Items from an interface collection:

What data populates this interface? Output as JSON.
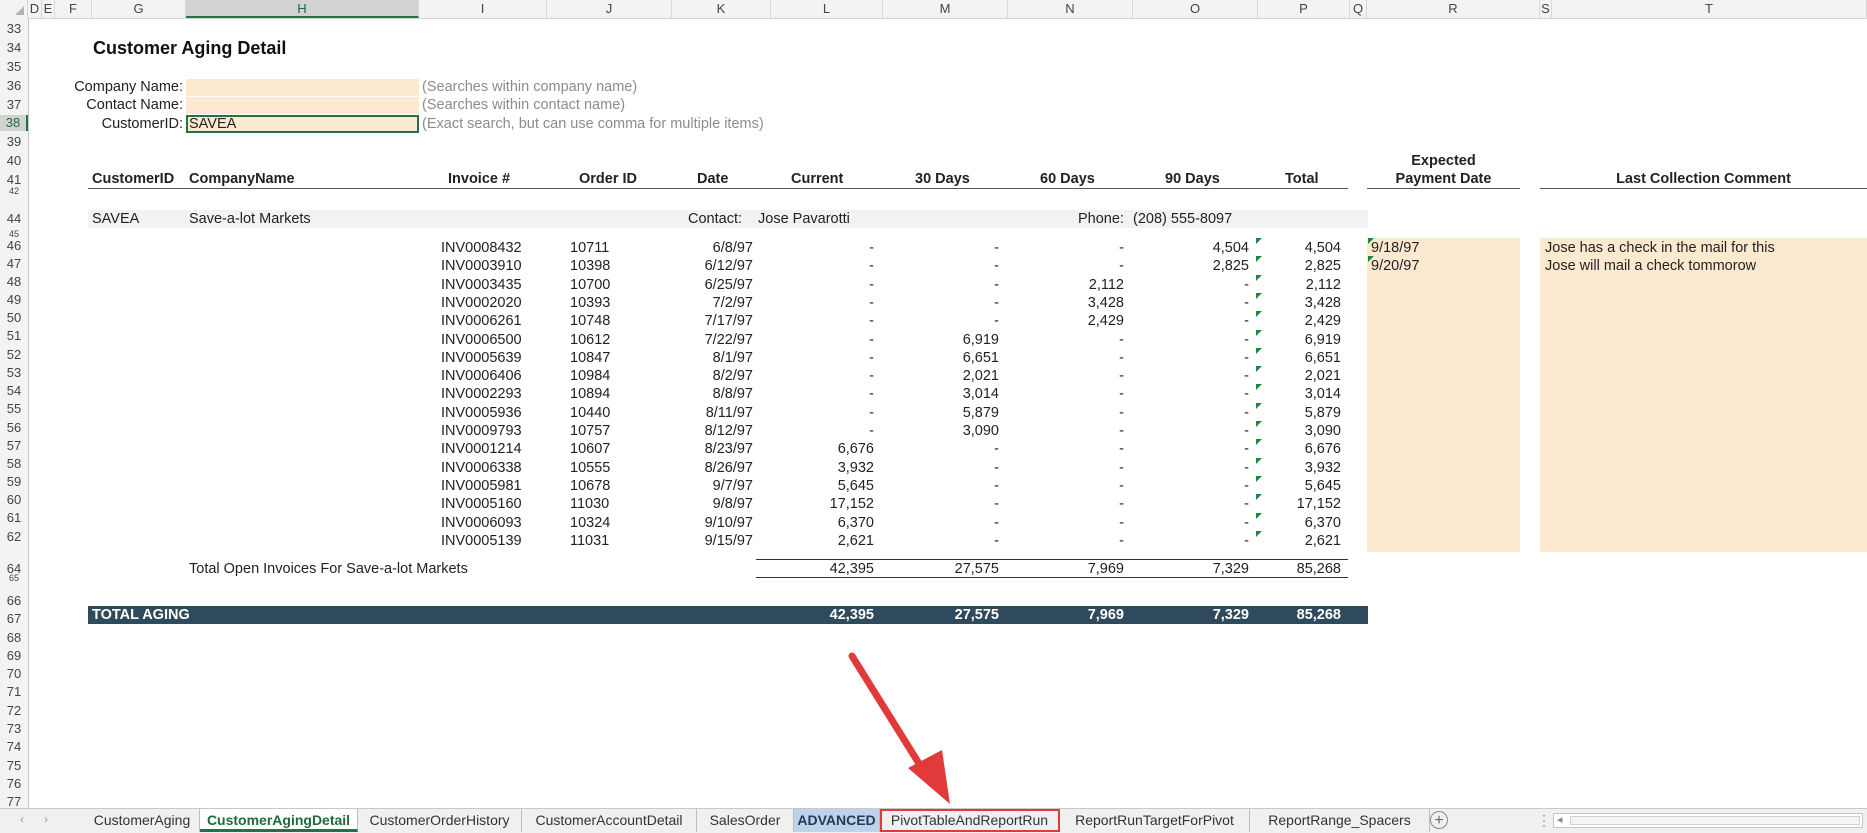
{
  "columns": [
    "D",
    "E",
    "F",
    "G",
    "H",
    "I",
    "J",
    "K",
    "L",
    "M",
    "N",
    "O",
    "P",
    "Q",
    "R",
    "S",
    "T"
  ],
  "selected_column": "H",
  "row_numbers": [
    "33",
    "34",
    "35",
    "36",
    "37",
    "38",
    "39",
    "40",
    "41",
    "42",
    "44",
    "45",
    "46",
    "47",
    "48",
    "49",
    "50",
    "51",
    "52",
    "53",
    "54",
    "55",
    "56",
    "57",
    "58",
    "59",
    "60",
    "61",
    "62",
    "64",
    "65",
    "66",
    "67",
    "68",
    "69",
    "70",
    "71",
    "72",
    "73",
    "74",
    "75",
    "76",
    "77"
  ],
  "selected_row": "38",
  "report": {
    "title": "Customer Aging Detail",
    "filters": [
      {
        "label": "Company Name:",
        "value": "",
        "hint": "(Searches within company name)"
      },
      {
        "label": "Contact Name:",
        "value": "",
        "hint": "(Searches within contact name)"
      },
      {
        "label": "CustomerID:",
        "value": "SAVEA",
        "hint": "(Exact search, but can use comma for multiple items)"
      }
    ],
    "headers": {
      "customer_id": "CustomerID",
      "company_name": "CompanyName",
      "invoice": "Invoice #",
      "order_id": "Order ID",
      "date": "Date",
      "current": "Current",
      "d30": "30 Days",
      "d60": "60 Days",
      "d90": "90 Days",
      "total": "Total",
      "expected_line1": "Expected",
      "expected_line2": "Payment Date",
      "comment": "Last Collection Comment"
    },
    "customer": {
      "id": "SAVEA",
      "name": "Save-a-lot Markets",
      "contact_label": "Contact:",
      "contact": "Jose Pavarotti",
      "phone_label": "Phone:",
      "phone": "(208) 555-8097"
    },
    "invoices": [
      {
        "inv": "INV0008432",
        "order": "10711",
        "date": "6/8/97",
        "cur": "-",
        "d30": "-",
        "d60": "-",
        "d90": "4,504",
        "total": "4,504",
        "expected": "9/18/97",
        "comment": "Jose has a check in the mail for this"
      },
      {
        "inv": "INV0003910",
        "order": "10398",
        "date": "6/12/97",
        "cur": "-",
        "d30": "-",
        "d60": "-",
        "d90": "2,825",
        "total": "2,825",
        "expected": "9/20/97",
        "comment": "Jose will mail a check tommorow"
      },
      {
        "inv": "INV0003435",
        "order": "10700",
        "date": "6/25/97",
        "cur": "-",
        "d30": "-",
        "d60": "2,112",
        "d90": "-",
        "total": "2,112",
        "expected": "",
        "comment": ""
      },
      {
        "inv": "INV0002020",
        "order": "10393",
        "date": "7/2/97",
        "cur": "-",
        "d30": "-",
        "d60": "3,428",
        "d90": "-",
        "total": "3,428",
        "expected": "",
        "comment": ""
      },
      {
        "inv": "INV0006261",
        "order": "10748",
        "date": "7/17/97",
        "cur": "-",
        "d30": "-",
        "d60": "2,429",
        "d90": "-",
        "total": "2,429",
        "expected": "",
        "comment": ""
      },
      {
        "inv": "INV0006500",
        "order": "10612",
        "date": "7/22/97",
        "cur": "-",
        "d30": "6,919",
        "d60": "-",
        "d90": "-",
        "total": "6,919",
        "expected": "",
        "comment": ""
      },
      {
        "inv": "INV0005639",
        "order": "10847",
        "date": "8/1/97",
        "cur": "-",
        "d30": "6,651",
        "d60": "-",
        "d90": "-",
        "total": "6,651",
        "expected": "",
        "comment": ""
      },
      {
        "inv": "INV0006406",
        "order": "10984",
        "date": "8/2/97",
        "cur": "-",
        "d30": "2,021",
        "d60": "-",
        "d90": "-",
        "total": "2,021",
        "expected": "",
        "comment": ""
      },
      {
        "inv": "INV0002293",
        "order": "10894",
        "date": "8/8/97",
        "cur": "-",
        "d30": "3,014",
        "d60": "-",
        "d90": "-",
        "total": "3,014",
        "expected": "",
        "comment": ""
      },
      {
        "inv": "INV0005936",
        "order": "10440",
        "date": "8/11/97",
        "cur": "-",
        "d30": "5,879",
        "d60": "-",
        "d90": "-",
        "total": "5,879",
        "expected": "",
        "comment": ""
      },
      {
        "inv": "INV0009793",
        "order": "10757",
        "date": "8/12/97",
        "cur": "-",
        "d30": "3,090",
        "d60": "-",
        "d90": "-",
        "total": "3,090",
        "expected": "",
        "comment": ""
      },
      {
        "inv": "INV0001214",
        "order": "10607",
        "date": "8/23/97",
        "cur": "6,676",
        "d30": "-",
        "d60": "-",
        "d90": "-",
        "total": "6,676",
        "expected": "",
        "comment": ""
      },
      {
        "inv": "INV0006338",
        "order": "10555",
        "date": "8/26/97",
        "cur": "3,932",
        "d30": "-",
        "d60": "-",
        "d90": "-",
        "total": "3,932",
        "expected": "",
        "comment": ""
      },
      {
        "inv": "INV0005981",
        "order": "10678",
        "date": "9/7/97",
        "cur": "5,645",
        "d30": "-",
        "d60": "-",
        "d90": "-",
        "total": "5,645",
        "expected": "",
        "comment": ""
      },
      {
        "inv": "INV0005160",
        "order": "11030",
        "date": "9/8/97",
        "cur": "17,152",
        "d30": "-",
        "d60": "-",
        "d90": "-",
        "total": "17,152",
        "expected": "",
        "comment": ""
      },
      {
        "inv": "INV0006093",
        "order": "10324",
        "date": "9/10/97",
        "cur": "6,370",
        "d30": "-",
        "d60": "-",
        "d90": "-",
        "total": "6,370",
        "expected": "",
        "comment": ""
      },
      {
        "inv": "INV0005139",
        "order": "11031",
        "date": "9/15/97",
        "cur": "2,621",
        "d30": "-",
        "d60": "-",
        "d90": "-",
        "total": "2,621",
        "expected": "",
        "comment": ""
      }
    ],
    "subtotal": {
      "label": "Total Open Invoices For Save-a-lot Markets",
      "cur": "42,395",
      "d30": "27,575",
      "d60": "7,969",
      "d90": "7,329",
      "total": "85,268"
    },
    "grand_total": {
      "label": "TOTAL AGING",
      "cur": "42,395",
      "d30": "27,575",
      "d60": "7,969",
      "d90": "7,329",
      "total": "85,268"
    }
  },
  "tabs": [
    {
      "label": "CustomerAging",
      "style": "normal"
    },
    {
      "label": "CustomerAgingDetail",
      "style": "active"
    },
    {
      "label": "CustomerOrderHistory",
      "style": "normal"
    },
    {
      "label": "CustomerAccountDetail",
      "style": "normal"
    },
    {
      "label": "SalesOrder",
      "style": "normal"
    },
    {
      "label": "ADVANCED",
      "style": "blue"
    },
    {
      "label": "PivotTableAndReportRun",
      "style": "boxed"
    },
    {
      "label": "ReportRunTargetForPivot",
      "style": "normal"
    },
    {
      "label": "ReportRange_Spacers",
      "style": "normal"
    }
  ],
  "colors": {
    "accent": "#217346",
    "input_fill": "#fde9d0",
    "total_bar": "#2f4a5c",
    "arrow": "#e23a3a",
    "header_active": "#1e6b3a"
  },
  "icons": [
    "add-sheet-icon",
    "scroll-left-icon",
    "scroll-right-icon",
    "annotation-arrow-icon"
  ]
}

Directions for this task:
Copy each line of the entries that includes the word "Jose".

Exercise response:
      "contact": "Jose Pavarotti",
        "comment": "Jose has a check in the mail for this"
        "comment": "Jose will mail a check tommorow"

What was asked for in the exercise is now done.